Geoffrey Barker is a retired journalist, published author and fellow at the Australian National University (ANU) in Canberra. Barker’s specialty is defence studies.

For those living under a rock, Mr Barker penned an opinion piece this week for Fairfax which many consider to be full of blatant stereotypes about women journalists. Readers, please take two minutes to read that article which has been condemned as click-bait.

In order to attract attention, opinion pieces like those are usually designed to be controversial and confrontational. Invariably there will be segments of the audience that will disagree or walk away deeply offended. It’s not easy to write such a piece and anonymous commentators can be vicious in their reaction.

Whilst doing hard labour as a journalism undergraduate, this blogger observed that journalism courses are often full of what may be considered physically attractive young women. In many instances, the bulk of the candidates for the qualifications are women. It’s naive to assume that looks do not play a role in obtaining on-camera roles.

But by Mr Barker’s logic, physical attractiveness and intellect (&/or skill) are mutually exclusive. Mr Barker offers no evidence to support his theory. Unfortunately, his article comes across as sham elitist. The inference is that any idiot with a pretty face (&/or other visible assets) can successfully climb the ranks of television journalism. Remember that journalism is a profession in ruinous decline – ensuring the competition for employment is fiercer than ever.

Sexist © 2013 Outtacontext

One of those offended by Mr Barker’s remarks was Ten Late News journalist Hermione Kitson (featured in the unrelated video below) who must be a vacuous dill, according to Mr Barker’s theory. How does one come to this conclusion? Ms Kitson was:

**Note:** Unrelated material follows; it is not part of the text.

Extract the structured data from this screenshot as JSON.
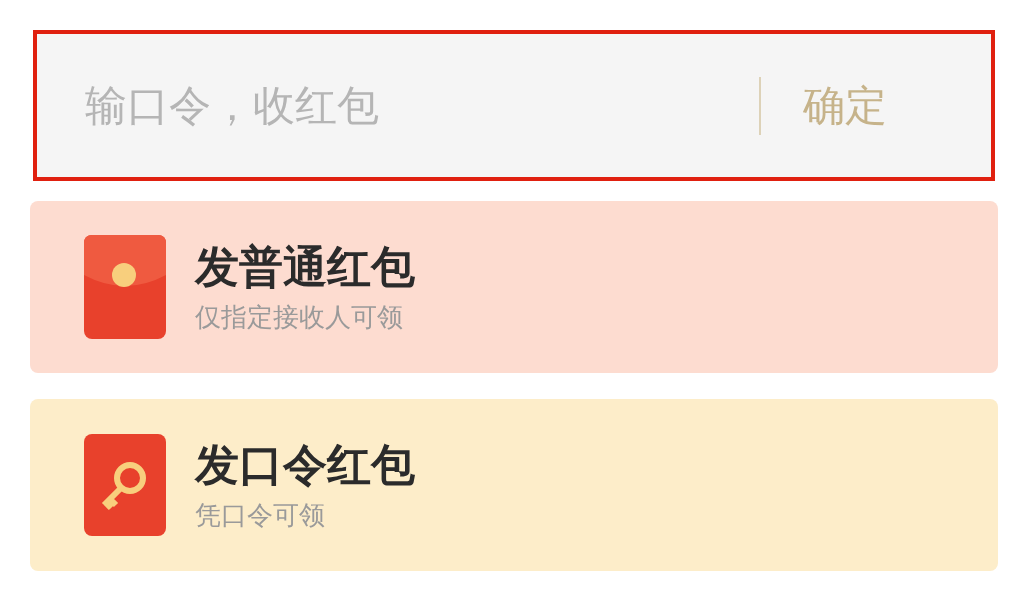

  • a Media/Communications undergrad (Sydney University);
  • selected for an ABC internship &
  • ranked #70 on Maxim Australia’s Hot 100 list (2012).

Damnit, she almost passed Mr Barker’s test to qualify as a serious journalist. Her institution is relevant since Mr Barker takes issue with graduates from ‘undistinguished universities’ and even worse ‘media studies’ graduates with mere ‘diplomas’. One can only imagine what Mr Barker thinks of those who took cadet-ships straight out of high school!

High calbre journalism alumni (including Denton) have been emanating from Bathurst’s Charles Sturt University, one of the new (non-standstone) breeds of progressive regional institution for decades.

Sadly being beautiful precludes the occurrence of intelligence or skill in the journalist. Mr ‘progressive’ Barker makes life much simpler. What a national treasure.

Female journalists (from both public and commercial networks) across the country have savagely vented their disgust on fora such as Twitter. Many websites and newspapers have attempted to debunk Mr Barker’s flawed logic. But here is one of the best; because laughing at this nonsense is perhaps the best strategy in deciphering its message:

…Even if you’re feeling generous this morning, you can’t deny that what [Mr Barker] pulled out of his butt instead was one of the most demeaning, belittling, misogynistic pieces of crap that’s ever been printed in a major newspaper.

In closing, let’s provide Mr Barker with an opportunity to have the last word:

Somebody needs to explain to [these young women] that the world is not created anew every day, that there is little that is new under the sun, and that restraint and curiosity can be useful journalistic tools. They might also be directed to ABC and SBS TV where they can find role models whose outstanding work shows how the job should be done.

Oh no, there is a problem. The hotties have infected the beloved ABC too, Mr Barker. And that can only mean one thing, inherent stupidity. Of course!

Believe or not, Mr Barker is capable of composing sensible prose on public policy as a columnist for the Australian Financial Review.

This is a revised version of the article originally written on Thursday May 2nd, in both composition and links.